Wherever the word "Calculation" appears in a line of the records, copy that line.

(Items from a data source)
_ _ _ _ _
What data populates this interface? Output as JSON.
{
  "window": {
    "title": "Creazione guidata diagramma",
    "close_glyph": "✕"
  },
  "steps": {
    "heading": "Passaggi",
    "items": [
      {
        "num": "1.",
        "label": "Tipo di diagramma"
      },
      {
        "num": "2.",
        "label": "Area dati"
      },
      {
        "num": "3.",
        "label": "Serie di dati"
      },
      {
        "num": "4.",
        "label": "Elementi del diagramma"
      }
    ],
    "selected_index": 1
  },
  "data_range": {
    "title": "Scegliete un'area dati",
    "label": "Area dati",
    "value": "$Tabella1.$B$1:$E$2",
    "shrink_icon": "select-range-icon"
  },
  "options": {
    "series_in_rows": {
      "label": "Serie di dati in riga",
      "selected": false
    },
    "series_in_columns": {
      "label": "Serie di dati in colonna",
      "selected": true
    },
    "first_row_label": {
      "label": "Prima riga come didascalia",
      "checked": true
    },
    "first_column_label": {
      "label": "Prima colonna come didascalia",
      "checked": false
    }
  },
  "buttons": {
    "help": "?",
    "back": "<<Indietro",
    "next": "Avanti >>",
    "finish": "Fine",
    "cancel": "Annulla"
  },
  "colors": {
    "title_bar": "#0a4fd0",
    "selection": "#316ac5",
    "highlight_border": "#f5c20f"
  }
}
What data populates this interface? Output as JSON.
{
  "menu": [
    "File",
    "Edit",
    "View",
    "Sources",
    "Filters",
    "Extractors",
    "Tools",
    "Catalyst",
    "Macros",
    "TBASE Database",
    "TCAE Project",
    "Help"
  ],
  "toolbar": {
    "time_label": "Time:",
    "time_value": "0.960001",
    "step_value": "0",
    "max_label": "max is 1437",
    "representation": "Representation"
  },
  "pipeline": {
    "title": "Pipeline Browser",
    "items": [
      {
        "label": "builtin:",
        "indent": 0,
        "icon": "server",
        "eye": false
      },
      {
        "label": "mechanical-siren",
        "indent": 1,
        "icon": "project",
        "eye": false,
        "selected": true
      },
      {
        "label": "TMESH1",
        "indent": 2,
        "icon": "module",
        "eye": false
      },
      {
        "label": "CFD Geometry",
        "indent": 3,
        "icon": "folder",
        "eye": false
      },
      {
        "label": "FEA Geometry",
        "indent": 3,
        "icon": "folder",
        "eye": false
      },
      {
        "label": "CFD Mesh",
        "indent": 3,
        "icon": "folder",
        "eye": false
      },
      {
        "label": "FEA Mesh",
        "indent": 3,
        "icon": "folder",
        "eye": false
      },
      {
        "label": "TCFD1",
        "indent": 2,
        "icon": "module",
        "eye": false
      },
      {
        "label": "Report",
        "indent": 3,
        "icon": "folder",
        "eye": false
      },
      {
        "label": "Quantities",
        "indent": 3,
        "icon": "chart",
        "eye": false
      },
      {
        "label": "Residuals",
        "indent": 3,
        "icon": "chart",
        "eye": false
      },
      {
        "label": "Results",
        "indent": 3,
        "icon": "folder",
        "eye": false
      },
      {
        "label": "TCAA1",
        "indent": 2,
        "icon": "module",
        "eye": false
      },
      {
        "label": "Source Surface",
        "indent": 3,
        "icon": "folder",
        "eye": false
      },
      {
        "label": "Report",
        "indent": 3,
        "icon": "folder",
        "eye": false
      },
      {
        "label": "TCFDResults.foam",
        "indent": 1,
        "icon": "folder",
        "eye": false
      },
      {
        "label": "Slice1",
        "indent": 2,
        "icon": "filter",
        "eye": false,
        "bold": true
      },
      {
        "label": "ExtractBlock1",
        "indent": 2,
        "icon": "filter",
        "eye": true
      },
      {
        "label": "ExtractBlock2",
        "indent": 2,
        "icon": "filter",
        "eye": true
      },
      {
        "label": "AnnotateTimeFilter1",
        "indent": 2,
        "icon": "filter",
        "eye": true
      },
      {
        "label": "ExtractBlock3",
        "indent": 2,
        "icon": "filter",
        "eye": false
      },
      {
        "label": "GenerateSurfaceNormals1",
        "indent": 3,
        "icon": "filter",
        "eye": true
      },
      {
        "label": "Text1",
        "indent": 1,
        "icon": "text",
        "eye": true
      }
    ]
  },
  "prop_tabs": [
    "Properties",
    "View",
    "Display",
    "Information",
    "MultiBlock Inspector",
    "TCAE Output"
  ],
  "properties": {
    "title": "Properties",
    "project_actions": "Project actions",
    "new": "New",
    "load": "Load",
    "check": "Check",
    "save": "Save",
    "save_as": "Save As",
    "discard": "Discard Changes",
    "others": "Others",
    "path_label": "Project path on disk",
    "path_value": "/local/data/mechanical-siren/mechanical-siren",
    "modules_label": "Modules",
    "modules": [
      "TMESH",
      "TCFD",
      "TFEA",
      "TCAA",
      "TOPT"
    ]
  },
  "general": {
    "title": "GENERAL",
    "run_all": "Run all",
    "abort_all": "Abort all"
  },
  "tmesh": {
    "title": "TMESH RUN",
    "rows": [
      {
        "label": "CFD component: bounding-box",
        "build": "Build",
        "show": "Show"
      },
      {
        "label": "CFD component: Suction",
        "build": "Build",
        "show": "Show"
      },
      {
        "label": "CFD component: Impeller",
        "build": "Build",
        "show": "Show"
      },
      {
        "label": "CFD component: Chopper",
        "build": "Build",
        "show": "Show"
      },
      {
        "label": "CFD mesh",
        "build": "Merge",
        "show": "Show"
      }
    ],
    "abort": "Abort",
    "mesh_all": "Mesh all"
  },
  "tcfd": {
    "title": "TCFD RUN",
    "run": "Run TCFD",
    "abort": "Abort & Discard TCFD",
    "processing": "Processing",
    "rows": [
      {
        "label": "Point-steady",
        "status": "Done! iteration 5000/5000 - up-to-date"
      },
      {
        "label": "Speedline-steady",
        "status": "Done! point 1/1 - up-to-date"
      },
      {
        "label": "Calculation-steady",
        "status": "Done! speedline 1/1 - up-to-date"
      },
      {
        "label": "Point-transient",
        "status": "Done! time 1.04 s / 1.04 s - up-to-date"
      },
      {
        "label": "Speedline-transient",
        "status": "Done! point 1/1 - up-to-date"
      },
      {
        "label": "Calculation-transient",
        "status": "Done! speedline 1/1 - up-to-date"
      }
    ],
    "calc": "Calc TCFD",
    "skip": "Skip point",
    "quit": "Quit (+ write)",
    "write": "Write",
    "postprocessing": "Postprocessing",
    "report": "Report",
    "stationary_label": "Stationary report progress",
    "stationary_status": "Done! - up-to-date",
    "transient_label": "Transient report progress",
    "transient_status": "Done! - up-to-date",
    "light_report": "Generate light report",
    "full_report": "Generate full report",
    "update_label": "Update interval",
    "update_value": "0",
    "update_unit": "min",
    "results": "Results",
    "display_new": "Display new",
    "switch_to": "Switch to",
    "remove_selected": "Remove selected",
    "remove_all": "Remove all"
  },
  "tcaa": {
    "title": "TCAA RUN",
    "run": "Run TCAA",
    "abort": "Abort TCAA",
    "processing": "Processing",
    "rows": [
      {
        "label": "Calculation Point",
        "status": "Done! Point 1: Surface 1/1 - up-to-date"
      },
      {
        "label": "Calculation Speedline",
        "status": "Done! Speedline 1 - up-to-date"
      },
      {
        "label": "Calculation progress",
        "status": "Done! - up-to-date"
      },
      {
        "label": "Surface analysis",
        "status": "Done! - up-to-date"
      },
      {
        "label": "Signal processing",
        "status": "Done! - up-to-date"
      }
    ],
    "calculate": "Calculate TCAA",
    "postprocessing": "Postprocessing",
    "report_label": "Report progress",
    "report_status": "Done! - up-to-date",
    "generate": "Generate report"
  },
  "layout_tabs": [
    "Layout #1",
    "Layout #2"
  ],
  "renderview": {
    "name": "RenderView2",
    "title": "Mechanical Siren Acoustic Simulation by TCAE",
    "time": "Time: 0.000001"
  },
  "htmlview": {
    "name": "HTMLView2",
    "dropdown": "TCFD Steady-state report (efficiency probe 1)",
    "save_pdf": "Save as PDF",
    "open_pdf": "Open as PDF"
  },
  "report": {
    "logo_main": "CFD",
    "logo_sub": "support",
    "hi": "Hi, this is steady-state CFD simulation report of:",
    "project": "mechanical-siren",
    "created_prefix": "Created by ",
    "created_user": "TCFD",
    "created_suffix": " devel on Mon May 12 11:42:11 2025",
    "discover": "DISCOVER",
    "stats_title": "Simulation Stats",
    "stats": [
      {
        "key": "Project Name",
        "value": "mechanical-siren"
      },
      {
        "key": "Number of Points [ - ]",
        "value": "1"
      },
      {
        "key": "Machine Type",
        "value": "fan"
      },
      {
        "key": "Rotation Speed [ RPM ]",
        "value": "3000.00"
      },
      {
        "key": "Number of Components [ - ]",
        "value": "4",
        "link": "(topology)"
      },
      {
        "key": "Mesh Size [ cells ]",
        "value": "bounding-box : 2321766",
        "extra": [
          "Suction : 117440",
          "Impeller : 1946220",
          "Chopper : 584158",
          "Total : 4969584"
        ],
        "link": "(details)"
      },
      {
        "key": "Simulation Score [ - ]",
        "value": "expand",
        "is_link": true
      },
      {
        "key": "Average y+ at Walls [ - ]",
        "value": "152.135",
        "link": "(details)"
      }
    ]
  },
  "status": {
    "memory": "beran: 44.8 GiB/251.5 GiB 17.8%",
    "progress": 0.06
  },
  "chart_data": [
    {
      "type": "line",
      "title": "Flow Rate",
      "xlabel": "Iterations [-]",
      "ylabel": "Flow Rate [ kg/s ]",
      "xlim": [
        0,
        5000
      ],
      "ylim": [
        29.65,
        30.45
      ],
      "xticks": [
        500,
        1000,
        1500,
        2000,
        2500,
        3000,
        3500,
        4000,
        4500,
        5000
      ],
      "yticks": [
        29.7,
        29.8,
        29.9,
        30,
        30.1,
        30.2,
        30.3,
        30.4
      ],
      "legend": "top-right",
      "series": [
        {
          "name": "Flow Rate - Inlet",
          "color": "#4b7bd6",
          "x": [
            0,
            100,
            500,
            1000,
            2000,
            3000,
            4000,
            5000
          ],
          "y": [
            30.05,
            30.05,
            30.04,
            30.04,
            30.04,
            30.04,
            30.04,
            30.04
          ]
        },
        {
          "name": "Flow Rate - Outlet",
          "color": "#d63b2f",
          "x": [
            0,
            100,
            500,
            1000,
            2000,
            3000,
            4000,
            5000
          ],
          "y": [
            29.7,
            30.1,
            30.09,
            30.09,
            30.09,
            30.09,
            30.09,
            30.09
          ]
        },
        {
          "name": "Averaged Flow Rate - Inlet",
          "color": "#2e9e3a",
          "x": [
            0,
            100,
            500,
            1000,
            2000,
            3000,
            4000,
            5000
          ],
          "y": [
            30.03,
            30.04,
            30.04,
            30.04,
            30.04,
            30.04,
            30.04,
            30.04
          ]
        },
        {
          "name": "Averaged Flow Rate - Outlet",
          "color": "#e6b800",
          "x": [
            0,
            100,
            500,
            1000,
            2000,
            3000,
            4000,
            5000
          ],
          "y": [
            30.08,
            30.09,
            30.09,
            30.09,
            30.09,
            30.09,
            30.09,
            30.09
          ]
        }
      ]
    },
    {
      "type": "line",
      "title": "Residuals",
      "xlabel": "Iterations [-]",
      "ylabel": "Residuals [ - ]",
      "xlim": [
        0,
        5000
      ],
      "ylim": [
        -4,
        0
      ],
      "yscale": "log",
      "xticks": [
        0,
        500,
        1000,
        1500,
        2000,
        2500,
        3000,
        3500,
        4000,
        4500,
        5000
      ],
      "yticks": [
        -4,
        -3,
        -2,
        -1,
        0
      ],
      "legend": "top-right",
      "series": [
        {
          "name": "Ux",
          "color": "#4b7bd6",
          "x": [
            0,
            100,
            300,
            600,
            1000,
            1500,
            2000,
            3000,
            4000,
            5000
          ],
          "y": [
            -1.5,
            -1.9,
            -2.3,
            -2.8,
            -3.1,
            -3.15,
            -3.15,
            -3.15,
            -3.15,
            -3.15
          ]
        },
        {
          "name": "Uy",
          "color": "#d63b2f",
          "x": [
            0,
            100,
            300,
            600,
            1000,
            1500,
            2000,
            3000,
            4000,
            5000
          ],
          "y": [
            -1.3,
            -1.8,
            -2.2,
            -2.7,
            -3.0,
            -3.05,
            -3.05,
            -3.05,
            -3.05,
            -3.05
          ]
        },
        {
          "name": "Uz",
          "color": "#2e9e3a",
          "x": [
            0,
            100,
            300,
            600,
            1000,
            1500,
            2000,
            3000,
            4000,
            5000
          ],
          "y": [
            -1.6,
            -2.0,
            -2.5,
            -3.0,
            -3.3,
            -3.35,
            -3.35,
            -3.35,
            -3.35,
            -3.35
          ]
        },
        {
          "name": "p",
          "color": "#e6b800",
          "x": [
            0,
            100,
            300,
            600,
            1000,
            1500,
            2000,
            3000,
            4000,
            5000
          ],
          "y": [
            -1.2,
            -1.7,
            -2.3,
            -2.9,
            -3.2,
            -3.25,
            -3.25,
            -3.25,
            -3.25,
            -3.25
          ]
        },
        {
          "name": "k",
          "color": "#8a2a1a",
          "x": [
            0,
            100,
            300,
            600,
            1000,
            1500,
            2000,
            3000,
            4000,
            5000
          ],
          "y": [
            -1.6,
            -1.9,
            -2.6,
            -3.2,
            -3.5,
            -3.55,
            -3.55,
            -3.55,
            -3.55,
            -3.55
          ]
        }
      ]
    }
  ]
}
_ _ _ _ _
* _Solution for this task_:
        "label": "Calculation-steady",
        "label": "Calculation-transient",
        "label": "Calculation Point",
        "label": "Calculation Speedline",
        "label": "Calculation progress",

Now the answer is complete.